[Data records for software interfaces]
****************
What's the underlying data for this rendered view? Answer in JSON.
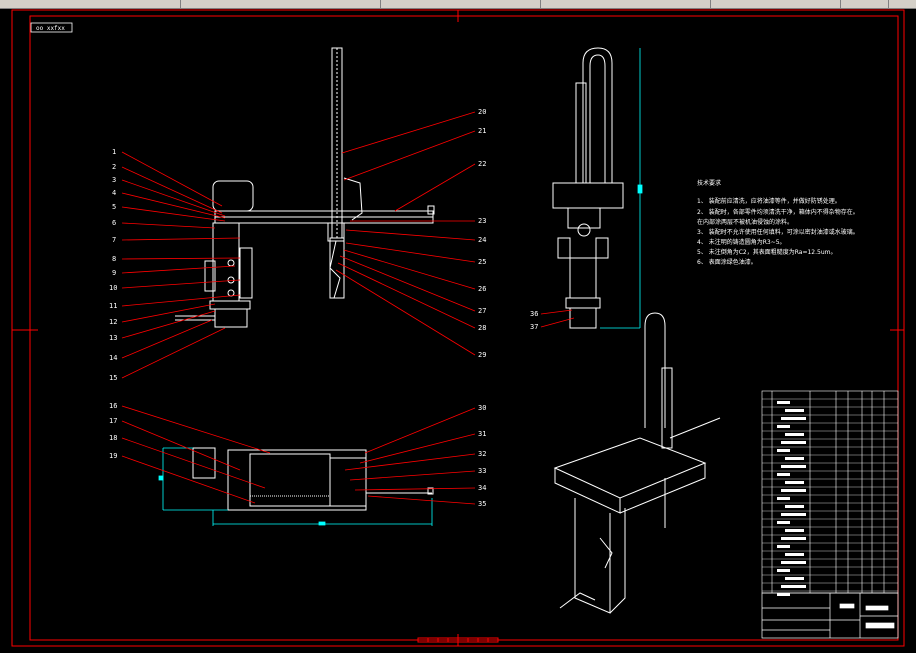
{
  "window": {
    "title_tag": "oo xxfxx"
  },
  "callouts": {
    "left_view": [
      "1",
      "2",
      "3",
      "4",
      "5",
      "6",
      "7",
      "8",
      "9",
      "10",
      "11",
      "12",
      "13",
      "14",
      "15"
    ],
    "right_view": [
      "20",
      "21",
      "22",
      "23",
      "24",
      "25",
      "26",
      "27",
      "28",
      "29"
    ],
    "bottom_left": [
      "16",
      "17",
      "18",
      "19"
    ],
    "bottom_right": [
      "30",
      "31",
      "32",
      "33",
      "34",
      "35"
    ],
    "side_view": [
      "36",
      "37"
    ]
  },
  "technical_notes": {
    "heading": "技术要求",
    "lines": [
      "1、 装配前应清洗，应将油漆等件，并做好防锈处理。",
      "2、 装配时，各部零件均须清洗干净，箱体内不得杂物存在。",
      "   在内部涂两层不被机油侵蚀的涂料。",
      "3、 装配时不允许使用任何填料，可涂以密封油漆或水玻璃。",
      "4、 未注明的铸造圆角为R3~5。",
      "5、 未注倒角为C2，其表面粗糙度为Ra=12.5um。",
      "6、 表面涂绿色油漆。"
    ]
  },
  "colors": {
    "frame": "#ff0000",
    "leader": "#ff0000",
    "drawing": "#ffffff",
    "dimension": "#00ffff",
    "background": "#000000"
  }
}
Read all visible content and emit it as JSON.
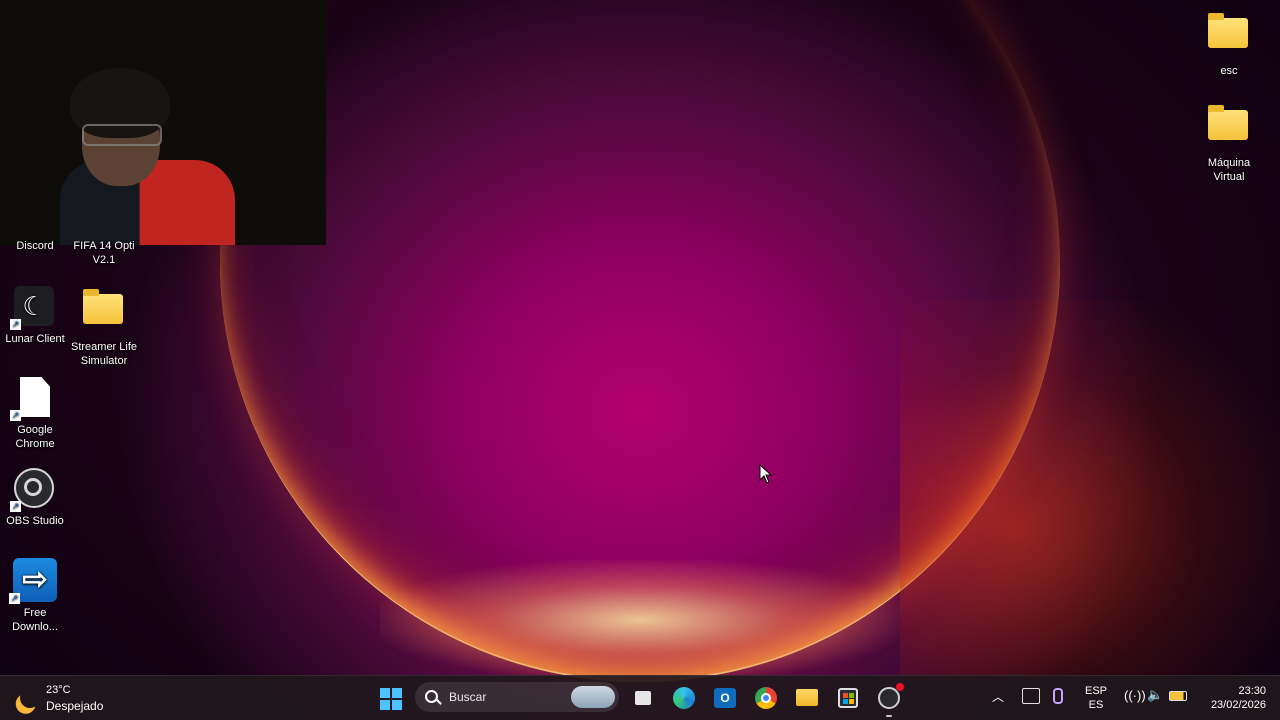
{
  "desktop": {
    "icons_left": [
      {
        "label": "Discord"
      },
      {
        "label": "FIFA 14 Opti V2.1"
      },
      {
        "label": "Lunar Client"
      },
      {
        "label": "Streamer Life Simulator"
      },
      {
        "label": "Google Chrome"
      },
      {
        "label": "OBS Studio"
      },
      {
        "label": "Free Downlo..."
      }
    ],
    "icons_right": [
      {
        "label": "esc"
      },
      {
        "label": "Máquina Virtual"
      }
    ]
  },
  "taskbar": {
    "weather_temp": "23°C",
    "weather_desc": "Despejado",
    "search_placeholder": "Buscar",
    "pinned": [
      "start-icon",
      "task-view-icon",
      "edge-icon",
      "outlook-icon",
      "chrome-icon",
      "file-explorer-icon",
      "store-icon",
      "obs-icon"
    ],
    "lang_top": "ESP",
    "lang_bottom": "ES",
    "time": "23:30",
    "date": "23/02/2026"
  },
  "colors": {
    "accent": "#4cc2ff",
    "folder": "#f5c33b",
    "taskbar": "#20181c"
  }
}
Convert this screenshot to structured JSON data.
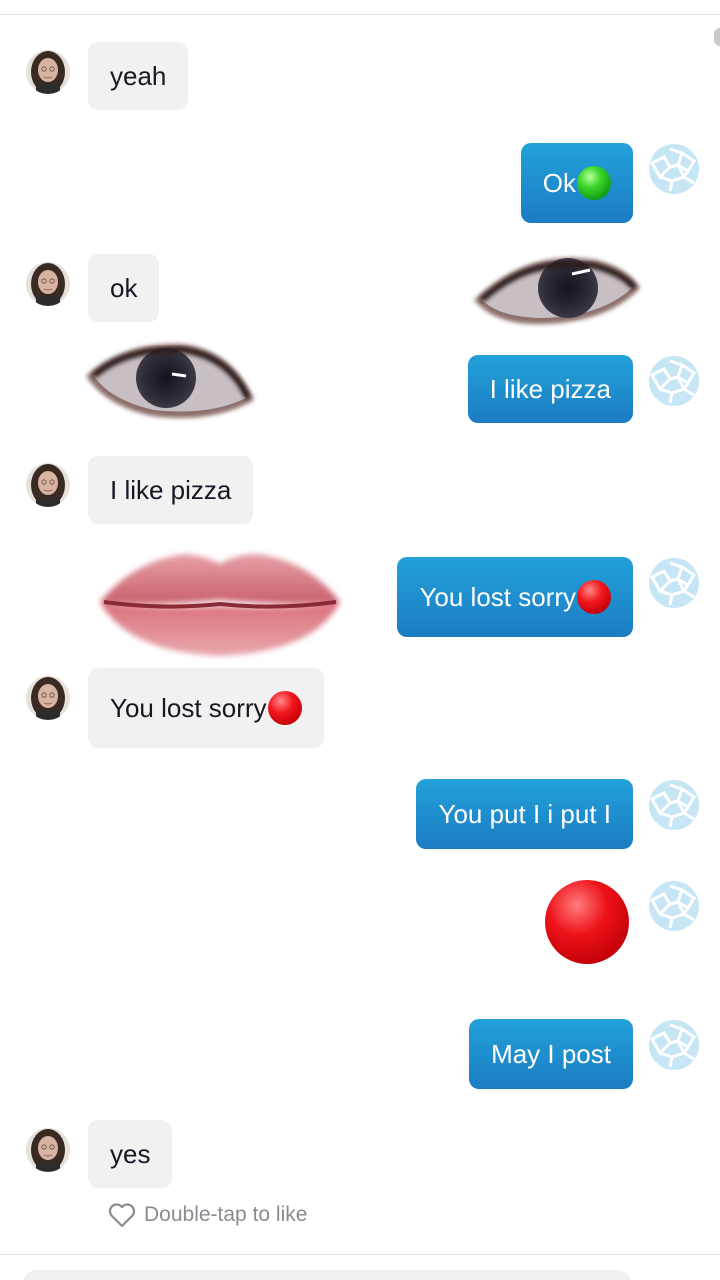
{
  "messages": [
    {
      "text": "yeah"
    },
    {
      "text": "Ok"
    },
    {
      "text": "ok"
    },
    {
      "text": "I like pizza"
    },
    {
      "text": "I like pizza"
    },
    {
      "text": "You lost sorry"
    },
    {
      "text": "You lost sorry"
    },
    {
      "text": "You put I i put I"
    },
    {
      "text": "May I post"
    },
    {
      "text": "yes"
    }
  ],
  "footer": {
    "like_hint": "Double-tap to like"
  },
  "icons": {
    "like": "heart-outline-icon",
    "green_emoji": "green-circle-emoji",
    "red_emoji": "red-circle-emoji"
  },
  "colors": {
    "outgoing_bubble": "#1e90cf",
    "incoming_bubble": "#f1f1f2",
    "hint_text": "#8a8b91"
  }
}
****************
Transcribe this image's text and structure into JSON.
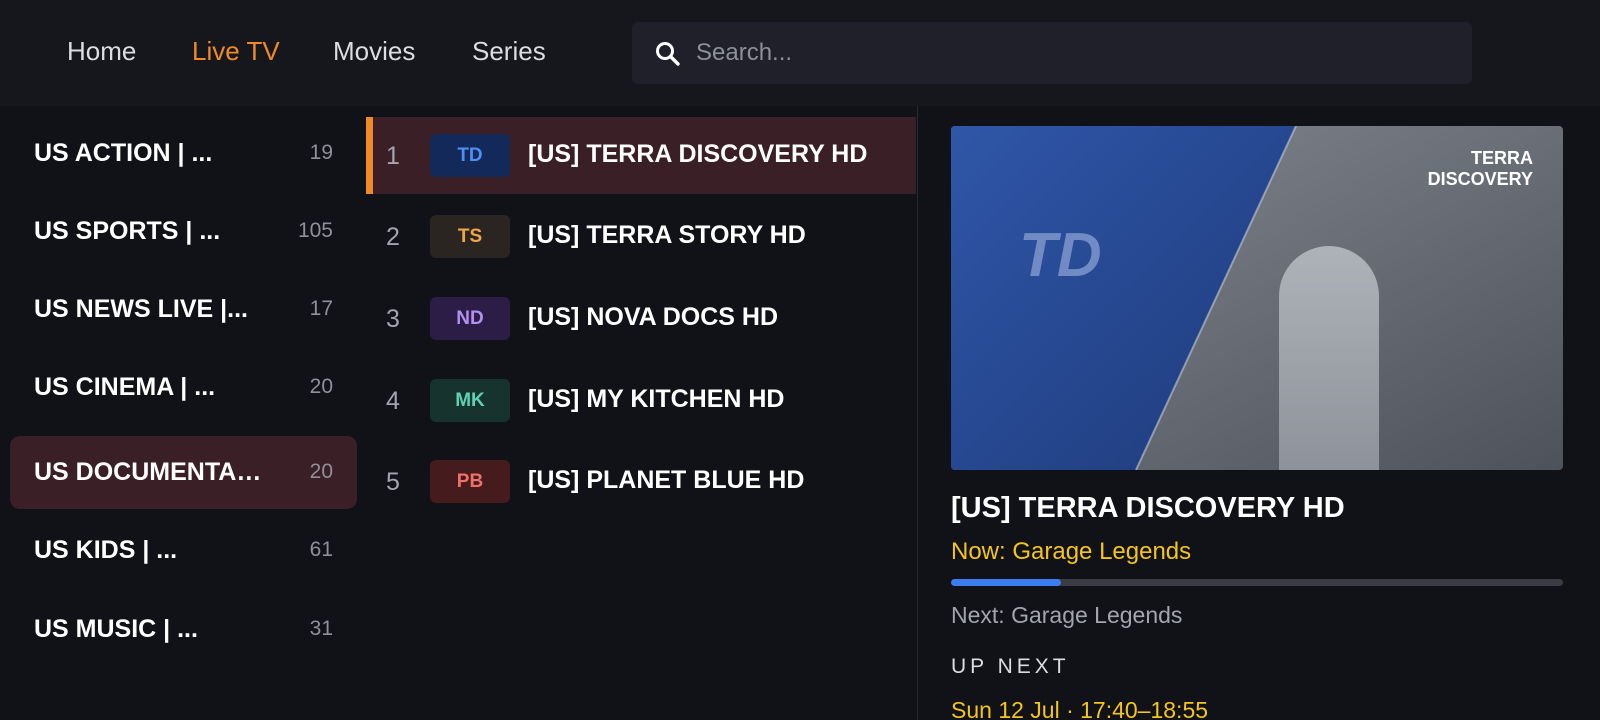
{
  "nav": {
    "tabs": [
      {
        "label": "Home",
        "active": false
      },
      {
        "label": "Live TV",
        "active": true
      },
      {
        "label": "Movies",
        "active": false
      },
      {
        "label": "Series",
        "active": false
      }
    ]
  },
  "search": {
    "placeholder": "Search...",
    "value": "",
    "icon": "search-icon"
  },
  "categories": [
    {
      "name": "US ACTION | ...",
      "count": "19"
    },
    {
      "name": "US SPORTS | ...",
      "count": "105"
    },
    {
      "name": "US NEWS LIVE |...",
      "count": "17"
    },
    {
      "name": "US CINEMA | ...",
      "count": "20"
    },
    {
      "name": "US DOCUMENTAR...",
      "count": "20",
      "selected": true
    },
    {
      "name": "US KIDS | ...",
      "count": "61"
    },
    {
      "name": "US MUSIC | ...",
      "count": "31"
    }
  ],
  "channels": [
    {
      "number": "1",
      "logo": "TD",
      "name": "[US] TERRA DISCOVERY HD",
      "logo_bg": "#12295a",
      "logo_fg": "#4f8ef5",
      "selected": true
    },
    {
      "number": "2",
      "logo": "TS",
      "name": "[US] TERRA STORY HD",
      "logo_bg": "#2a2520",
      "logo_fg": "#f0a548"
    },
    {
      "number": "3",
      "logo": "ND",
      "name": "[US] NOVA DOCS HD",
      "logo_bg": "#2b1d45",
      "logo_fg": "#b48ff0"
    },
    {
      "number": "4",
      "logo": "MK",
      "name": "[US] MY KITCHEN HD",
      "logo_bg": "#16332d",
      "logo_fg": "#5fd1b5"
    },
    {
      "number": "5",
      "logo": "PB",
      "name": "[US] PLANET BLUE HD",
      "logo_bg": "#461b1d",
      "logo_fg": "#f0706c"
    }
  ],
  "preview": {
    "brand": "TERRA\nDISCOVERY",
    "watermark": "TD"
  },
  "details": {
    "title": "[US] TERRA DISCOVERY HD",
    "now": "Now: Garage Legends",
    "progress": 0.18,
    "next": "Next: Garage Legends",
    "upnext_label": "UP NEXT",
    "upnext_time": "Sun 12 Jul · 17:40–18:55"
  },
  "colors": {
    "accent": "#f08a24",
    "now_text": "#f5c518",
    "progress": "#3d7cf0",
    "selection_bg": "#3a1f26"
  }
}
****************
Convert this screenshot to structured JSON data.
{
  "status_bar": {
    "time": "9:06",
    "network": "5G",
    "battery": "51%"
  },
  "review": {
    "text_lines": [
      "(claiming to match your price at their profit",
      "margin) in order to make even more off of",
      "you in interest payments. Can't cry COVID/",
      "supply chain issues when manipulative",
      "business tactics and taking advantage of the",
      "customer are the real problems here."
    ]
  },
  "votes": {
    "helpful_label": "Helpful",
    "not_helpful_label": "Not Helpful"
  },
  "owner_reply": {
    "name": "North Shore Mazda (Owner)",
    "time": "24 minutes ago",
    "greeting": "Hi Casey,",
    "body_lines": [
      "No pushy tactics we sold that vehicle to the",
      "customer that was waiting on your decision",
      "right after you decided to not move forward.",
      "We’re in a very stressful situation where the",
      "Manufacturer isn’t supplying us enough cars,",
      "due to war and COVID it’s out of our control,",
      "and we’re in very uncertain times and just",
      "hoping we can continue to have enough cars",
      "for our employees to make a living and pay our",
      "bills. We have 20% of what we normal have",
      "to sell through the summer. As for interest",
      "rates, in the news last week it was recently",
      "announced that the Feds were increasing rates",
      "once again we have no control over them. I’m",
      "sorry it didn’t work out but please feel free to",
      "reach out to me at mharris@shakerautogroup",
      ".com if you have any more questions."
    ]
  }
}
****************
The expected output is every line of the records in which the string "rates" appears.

Finished task:
      "rates, in the news last week it was recently",
      "announced that the Feds were increasing rates",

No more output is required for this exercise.